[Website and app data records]

↓

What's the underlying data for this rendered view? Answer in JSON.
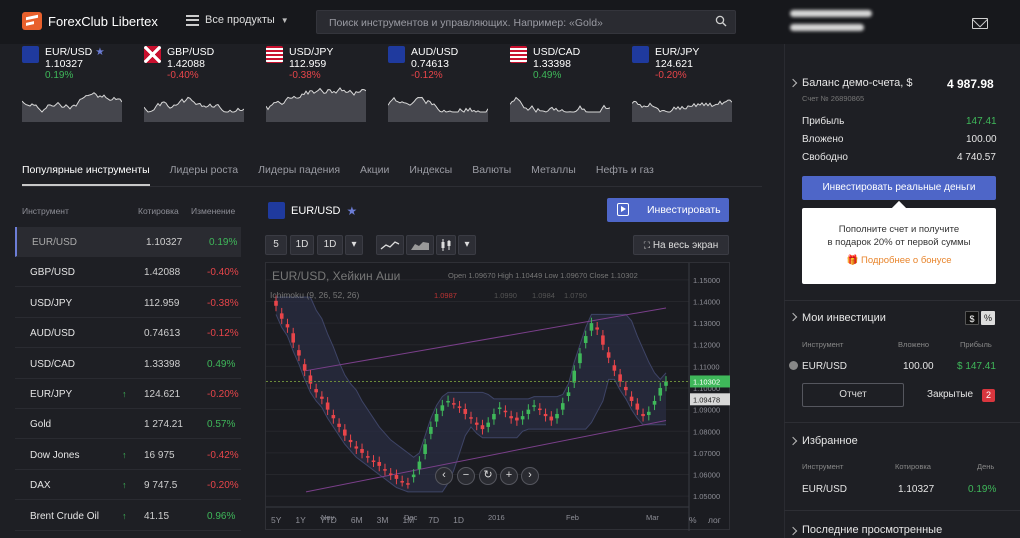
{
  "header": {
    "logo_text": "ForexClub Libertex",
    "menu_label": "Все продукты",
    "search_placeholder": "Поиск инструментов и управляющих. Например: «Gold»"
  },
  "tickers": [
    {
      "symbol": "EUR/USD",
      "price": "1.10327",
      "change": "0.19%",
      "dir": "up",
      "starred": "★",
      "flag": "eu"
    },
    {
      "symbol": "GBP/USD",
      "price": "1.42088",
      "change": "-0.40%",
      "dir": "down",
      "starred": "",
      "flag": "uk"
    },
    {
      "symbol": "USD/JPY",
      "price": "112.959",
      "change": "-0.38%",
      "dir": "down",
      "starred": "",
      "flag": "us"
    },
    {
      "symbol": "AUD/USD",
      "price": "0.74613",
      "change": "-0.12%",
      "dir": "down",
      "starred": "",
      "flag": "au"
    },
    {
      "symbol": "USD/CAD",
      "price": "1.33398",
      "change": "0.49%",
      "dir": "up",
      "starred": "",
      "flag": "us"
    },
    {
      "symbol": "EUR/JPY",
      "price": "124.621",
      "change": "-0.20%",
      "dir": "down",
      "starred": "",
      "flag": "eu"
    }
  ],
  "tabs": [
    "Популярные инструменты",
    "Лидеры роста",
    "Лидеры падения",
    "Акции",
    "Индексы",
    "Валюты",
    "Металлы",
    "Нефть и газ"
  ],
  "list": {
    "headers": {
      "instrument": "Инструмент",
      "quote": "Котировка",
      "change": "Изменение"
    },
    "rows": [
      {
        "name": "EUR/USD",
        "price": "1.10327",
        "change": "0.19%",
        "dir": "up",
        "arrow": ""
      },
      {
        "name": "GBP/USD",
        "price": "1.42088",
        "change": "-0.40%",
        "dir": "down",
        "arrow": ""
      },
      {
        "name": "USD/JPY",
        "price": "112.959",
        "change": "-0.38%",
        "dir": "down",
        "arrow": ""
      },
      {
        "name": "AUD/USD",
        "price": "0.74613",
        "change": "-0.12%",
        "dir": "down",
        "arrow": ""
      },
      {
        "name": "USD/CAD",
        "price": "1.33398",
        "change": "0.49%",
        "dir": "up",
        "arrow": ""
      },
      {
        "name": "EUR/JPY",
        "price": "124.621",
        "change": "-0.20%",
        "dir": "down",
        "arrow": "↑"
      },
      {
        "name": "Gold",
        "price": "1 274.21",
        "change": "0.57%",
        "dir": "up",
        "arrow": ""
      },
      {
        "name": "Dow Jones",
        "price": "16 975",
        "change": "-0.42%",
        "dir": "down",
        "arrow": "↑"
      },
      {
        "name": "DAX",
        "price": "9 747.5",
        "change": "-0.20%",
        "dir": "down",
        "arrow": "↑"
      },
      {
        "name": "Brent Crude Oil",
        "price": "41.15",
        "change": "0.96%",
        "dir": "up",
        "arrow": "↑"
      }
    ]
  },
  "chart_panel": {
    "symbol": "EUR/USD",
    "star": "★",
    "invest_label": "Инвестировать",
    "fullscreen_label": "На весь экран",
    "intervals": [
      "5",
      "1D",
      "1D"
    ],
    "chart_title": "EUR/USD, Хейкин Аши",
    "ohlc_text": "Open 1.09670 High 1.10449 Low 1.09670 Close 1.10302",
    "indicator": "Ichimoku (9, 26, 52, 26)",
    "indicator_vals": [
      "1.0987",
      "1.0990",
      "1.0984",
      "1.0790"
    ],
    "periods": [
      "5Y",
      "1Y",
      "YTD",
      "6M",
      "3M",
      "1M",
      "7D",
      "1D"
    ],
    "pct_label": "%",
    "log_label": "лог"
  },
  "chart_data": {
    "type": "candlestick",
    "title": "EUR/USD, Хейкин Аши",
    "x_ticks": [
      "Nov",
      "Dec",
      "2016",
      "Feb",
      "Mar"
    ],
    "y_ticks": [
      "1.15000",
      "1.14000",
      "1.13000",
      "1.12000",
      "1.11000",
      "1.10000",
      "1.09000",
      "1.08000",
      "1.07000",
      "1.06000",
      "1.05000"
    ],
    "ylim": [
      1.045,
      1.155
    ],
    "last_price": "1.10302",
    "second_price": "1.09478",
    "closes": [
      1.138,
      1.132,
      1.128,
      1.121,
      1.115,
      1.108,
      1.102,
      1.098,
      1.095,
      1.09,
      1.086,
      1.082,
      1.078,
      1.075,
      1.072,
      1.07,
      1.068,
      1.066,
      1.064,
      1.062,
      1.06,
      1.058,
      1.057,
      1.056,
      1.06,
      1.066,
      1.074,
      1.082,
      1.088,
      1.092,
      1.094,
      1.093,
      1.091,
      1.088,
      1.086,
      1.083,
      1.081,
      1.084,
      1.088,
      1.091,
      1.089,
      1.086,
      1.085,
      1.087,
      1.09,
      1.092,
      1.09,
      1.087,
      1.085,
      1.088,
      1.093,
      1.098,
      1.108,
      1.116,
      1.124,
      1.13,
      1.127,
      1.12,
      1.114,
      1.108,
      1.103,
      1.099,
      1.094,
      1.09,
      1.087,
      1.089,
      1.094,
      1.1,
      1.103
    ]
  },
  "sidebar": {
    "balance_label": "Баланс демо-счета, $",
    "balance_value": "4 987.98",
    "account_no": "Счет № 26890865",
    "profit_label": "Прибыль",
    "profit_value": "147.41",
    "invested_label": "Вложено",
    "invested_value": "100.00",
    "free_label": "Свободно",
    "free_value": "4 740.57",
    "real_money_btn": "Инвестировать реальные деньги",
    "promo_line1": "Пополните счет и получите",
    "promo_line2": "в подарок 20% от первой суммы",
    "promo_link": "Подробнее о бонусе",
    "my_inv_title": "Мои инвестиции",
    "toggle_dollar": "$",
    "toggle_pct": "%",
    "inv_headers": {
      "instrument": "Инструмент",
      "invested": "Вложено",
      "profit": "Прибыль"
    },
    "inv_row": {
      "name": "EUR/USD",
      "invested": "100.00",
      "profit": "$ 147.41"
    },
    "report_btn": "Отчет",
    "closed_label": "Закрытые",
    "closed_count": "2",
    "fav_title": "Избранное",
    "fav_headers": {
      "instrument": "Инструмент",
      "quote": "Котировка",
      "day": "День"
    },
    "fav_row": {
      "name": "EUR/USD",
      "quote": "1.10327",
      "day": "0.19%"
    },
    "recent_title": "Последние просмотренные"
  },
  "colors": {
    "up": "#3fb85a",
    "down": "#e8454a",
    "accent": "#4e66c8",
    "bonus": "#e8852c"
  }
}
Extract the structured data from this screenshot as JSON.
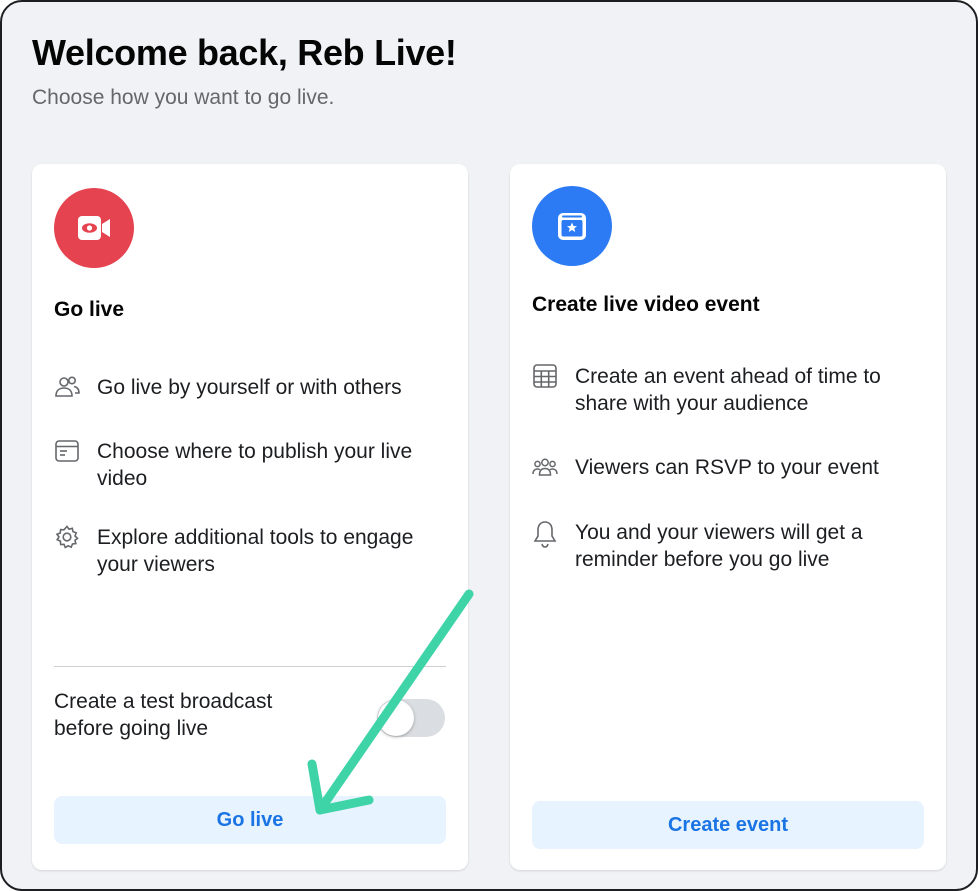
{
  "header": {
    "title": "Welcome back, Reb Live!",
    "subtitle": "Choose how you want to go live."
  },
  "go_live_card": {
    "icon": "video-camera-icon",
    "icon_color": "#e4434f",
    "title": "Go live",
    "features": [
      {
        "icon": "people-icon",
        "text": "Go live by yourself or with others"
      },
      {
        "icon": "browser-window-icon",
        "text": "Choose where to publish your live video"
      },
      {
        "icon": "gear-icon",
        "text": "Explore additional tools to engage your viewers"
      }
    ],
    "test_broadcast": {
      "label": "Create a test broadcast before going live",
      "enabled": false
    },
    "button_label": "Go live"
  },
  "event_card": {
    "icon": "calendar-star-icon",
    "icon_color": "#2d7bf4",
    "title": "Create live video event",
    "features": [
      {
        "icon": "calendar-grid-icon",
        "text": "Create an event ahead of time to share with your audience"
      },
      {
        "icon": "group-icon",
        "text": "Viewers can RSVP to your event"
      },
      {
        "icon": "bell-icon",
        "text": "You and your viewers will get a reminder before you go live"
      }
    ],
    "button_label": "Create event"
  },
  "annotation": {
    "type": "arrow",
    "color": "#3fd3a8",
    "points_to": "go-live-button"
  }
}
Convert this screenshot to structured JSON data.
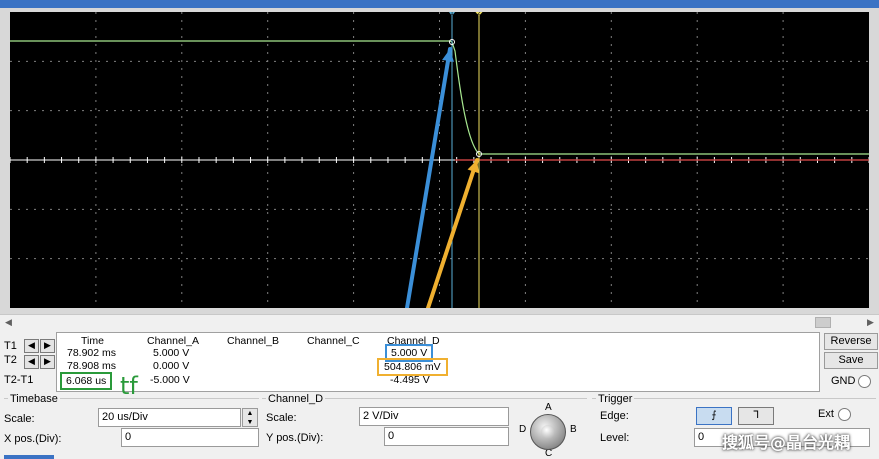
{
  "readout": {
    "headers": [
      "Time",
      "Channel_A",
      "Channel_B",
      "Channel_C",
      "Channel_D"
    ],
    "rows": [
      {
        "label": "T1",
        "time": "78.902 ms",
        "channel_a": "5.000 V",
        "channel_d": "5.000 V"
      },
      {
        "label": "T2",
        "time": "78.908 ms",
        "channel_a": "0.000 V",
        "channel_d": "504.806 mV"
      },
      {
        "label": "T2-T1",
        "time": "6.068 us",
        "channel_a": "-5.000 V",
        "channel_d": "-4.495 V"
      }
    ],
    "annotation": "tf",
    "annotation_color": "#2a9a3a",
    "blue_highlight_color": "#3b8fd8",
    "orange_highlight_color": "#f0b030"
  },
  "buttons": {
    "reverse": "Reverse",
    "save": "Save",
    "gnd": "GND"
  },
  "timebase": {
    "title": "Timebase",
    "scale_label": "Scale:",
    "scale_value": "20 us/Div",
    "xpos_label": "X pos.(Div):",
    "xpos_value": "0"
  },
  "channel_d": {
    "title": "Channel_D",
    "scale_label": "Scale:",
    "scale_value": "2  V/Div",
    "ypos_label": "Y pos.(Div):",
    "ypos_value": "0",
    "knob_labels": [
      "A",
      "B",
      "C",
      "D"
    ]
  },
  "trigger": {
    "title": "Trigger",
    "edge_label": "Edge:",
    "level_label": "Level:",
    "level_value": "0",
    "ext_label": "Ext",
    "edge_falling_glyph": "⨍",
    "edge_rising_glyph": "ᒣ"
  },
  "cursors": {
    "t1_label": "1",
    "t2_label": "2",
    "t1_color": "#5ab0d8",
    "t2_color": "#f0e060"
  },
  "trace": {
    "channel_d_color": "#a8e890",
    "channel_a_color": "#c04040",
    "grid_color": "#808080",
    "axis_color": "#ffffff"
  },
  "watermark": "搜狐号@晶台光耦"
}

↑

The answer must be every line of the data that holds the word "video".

    "icon": "video-camera-icon",
        "text": "Choose where to publish your live video"
    "title": "Create live video event",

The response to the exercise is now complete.